2) There could have been an upswell of feeling against the government. Rebellions often start when enough people feel desperate and we were maybe reaching that point.
Things began along the lines of option 1) In Shanghai youth were targetted by the police and they were asked to hand over their phones. If a VPN or a reference to Urmqi was found anywhere, the young person was carted off (who knows where to …) Police searched youngsters in the main city centre and even on the metro trains. I have a friend who’s son was sitting on a train when this happened. His view was ‘why should they ask for my phone?’ He hadn’t experienced the atrocities witnessed the older generations so his attitude (like others) was more brazen. He did have Facebook on his phone but he quickly deleted it. In the end the police didnt approach him as he was wearing his grandfather’s coat and he hunched himself down and they passed him by. He dodged a bullet there and his mother was greatly relieved.
A few days after this incident the complete U turn on covid policy was announced by the government. No more track and trace. No more scanning QR codes. No more mass testing. It was very swift and very surprising. They have gone for a 3rd option in this unexpected move. We seemed to have swung from one extreme to another almost overnight.
Now COVID is sweeping through the population like wildfire. Most people I know have got it and it is now more a question of when rather than if you will get it. Schools closed and local children are doing distance learning until January 17th which is when their Chinese New Year holidays begin. Our school managed to limp on to the end of term but teachers and students were dropping like proverbial flies. The rules are now that if you test positive then you need to stay home for a week and test on days 6 and 7 but even that is subject to doubt as I also read that symptomatic and mild cases can continue to work.!

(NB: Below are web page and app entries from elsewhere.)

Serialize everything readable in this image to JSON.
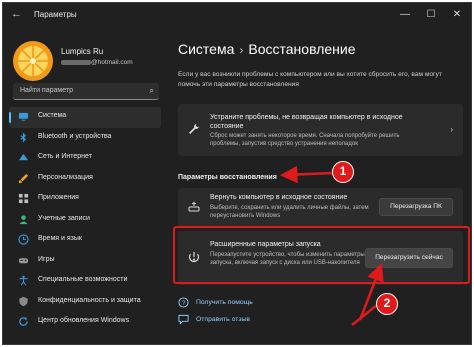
{
  "window": {
    "title": "Параметры",
    "back": "←",
    "minimize": "—",
    "maximize": "☐",
    "close": "✕"
  },
  "user": {
    "name": "Lumpics Ru",
    "email_suffix": "@hotmail.com"
  },
  "search": {
    "placeholder": "Найти параметр",
    "icon": "search-icon"
  },
  "nav": [
    {
      "label": "Система",
      "icon": "monitor-icon",
      "active": true
    },
    {
      "label": "Bluetooth и устройства",
      "icon": "bluetooth-icon"
    },
    {
      "label": "Сеть и Интернет",
      "icon": "wifi-icon"
    },
    {
      "label": "Персонализация",
      "icon": "brush-icon"
    },
    {
      "label": "Приложения",
      "icon": "apps-icon"
    },
    {
      "label": "Учетные записи",
      "icon": "person-icon"
    },
    {
      "label": "Время и язык",
      "icon": "globe-clock-icon"
    },
    {
      "label": "Игры",
      "icon": "gamepad-icon"
    },
    {
      "label": "Специальные возможности",
      "icon": "accessibility-icon"
    },
    {
      "label": "Конфиденциальность и защита",
      "icon": "shield-icon"
    },
    {
      "label": "Центр обновления Windows",
      "icon": "update-icon"
    }
  ],
  "breadcrumb": {
    "parent": "Система",
    "separator": "›",
    "current": "Восстановление"
  },
  "intro": "Если у вас возникли проблемы с компьютером или вы хотите сбросить его, вам могут помочь эти параметры восстановления",
  "troubleshoot": {
    "title": "Устраните проблемы, не возвращая компьютер в исходное состояние",
    "desc": "Сброс может занять некоторое время. Сначала попробуйте решить проблемы, запустив средство устранения неполадок"
  },
  "section": "Параметры восстановления",
  "reset": {
    "title": "Вернуть компьютер в исходное состояние",
    "desc": "Выберите, сохранить или удалить личные файлы, затем переустановить Windows",
    "button": "Перезагрузка ПК"
  },
  "advanced": {
    "title": "Расширенные параметры запуска",
    "desc": "Перезапустите устройство, чтобы изменить параметры запуска, включая запуск с диска или USB-накопителя",
    "button": "Перезагрузить сейчас"
  },
  "links": [
    {
      "label": "Получить помощь",
      "icon": "help-icon"
    },
    {
      "label": "Отправить отзыв",
      "icon": "feedback-icon"
    }
  ],
  "annotations": {
    "badge1": "1",
    "badge2": "2",
    "accent": "#e0191b"
  }
}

Many people are very scared, especially after having COVID built up in their minds as such a big, bad monster. The streets and shops are eerily quiet. Partly because so many are indoors nursing their headaches and coughs but many others are just too scared to come out.
This morning, we came back from the Taiji retreat and it felt like being in an episode from a dystopian movie. For starters all the staff in our hotel were sick (we were the only ones staying there) and the manageress had to serve breakfast. Then the roads were empty for way longer than we expected. It was eerily deserted.

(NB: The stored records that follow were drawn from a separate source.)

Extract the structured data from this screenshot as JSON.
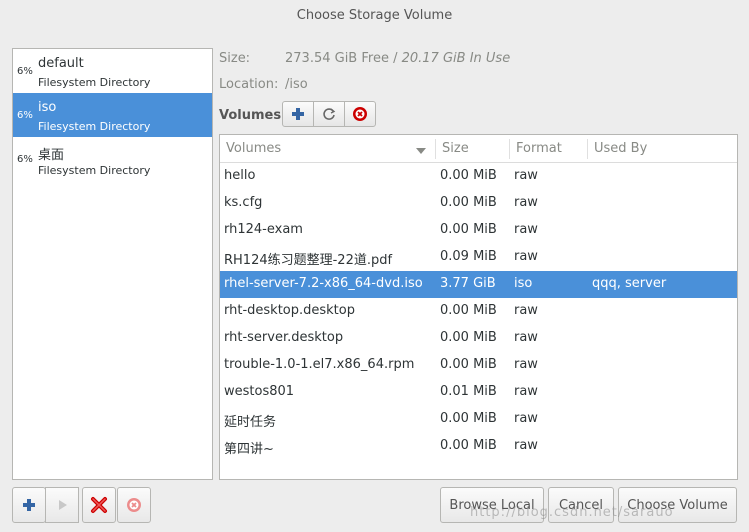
{
  "window": {
    "title": "Choose Storage Volume"
  },
  "pools": [
    {
      "percent": "6%",
      "name": "default",
      "type": "Filesystem Directory"
    },
    {
      "percent": "6%",
      "name": "iso",
      "type": "Filesystem Directory"
    },
    {
      "percent": "6%",
      "name": "桌面",
      "type": "Filesystem Directory"
    }
  ],
  "info": {
    "size_label": "Size:",
    "size_free": "273.54 GiB Free",
    "size_sep": " / ",
    "size_in_use": "20.17 GiB In Use",
    "location_label": "Location:",
    "location_value": "/iso"
  },
  "volumes_label": "Volumes",
  "table": {
    "columns": [
      "Volumes",
      "Size",
      "Format",
      "Used By"
    ],
    "rows": [
      {
        "name": "hello",
        "size": "0.00 MiB",
        "format": "raw",
        "used_by": ""
      },
      {
        "name": "ks.cfg",
        "size": "0.00 MiB",
        "format": "raw",
        "used_by": ""
      },
      {
        "name": "rh124-exam",
        "size": "0.00 MiB",
        "format": "raw",
        "used_by": ""
      },
      {
        "name": "RH124练习题整理-22道.pdf",
        "size": "0.09 MiB",
        "format": "raw",
        "used_by": ""
      },
      {
        "name": "rhel-server-7.2-x86_64-dvd.iso",
        "size": "3.77 GiB",
        "format": "iso",
        "used_by": "qqq, server"
      },
      {
        "name": "rht-desktop.desktop",
        "size": "0.00 MiB",
        "format": "raw",
        "used_by": ""
      },
      {
        "name": "rht-server.desktop",
        "size": "0.00 MiB",
        "format": "raw",
        "used_by": ""
      },
      {
        "name": "trouble-1.0-1.el7.x86_64.rpm",
        "size": "0.00 MiB",
        "format": "raw",
        "used_by": ""
      },
      {
        "name": "westos801",
        "size": "0.01 MiB",
        "format": "raw",
        "used_by": ""
      },
      {
        "name": "延时任务",
        "size": "0.00 MiB",
        "format": "raw",
        "used_by": ""
      },
      {
        "name": "第四讲~",
        "size": "0.00 MiB",
        "format": "raw",
        "used_by": ""
      }
    ]
  },
  "buttons": {
    "browse_local": "Browse Local",
    "cancel": "Cancel",
    "choose_volume": "Choose Volume"
  },
  "watermark": "http://blog.csdn.net/sarauo",
  "colors": {
    "selection": "#4a90d9",
    "add": "#3465a4",
    "delete": "#cc0000"
  }
}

Can the country manage? Well, it remains to be seen if the virus is weaker now and the population bounce back and begins to get herd immunity. Or the health system really will buckle and collapse as the unvaccinated elderly succumb to the virus. Another big change is that the daily statistics of cases are no longer published. So we may never really know what happens next.
What we do know is that you cannot buy paracetamol or cold remedies for love nor money at the moment. In the west the panic buying was toilet paper, here it’s strepsils!!!
We watch and wait.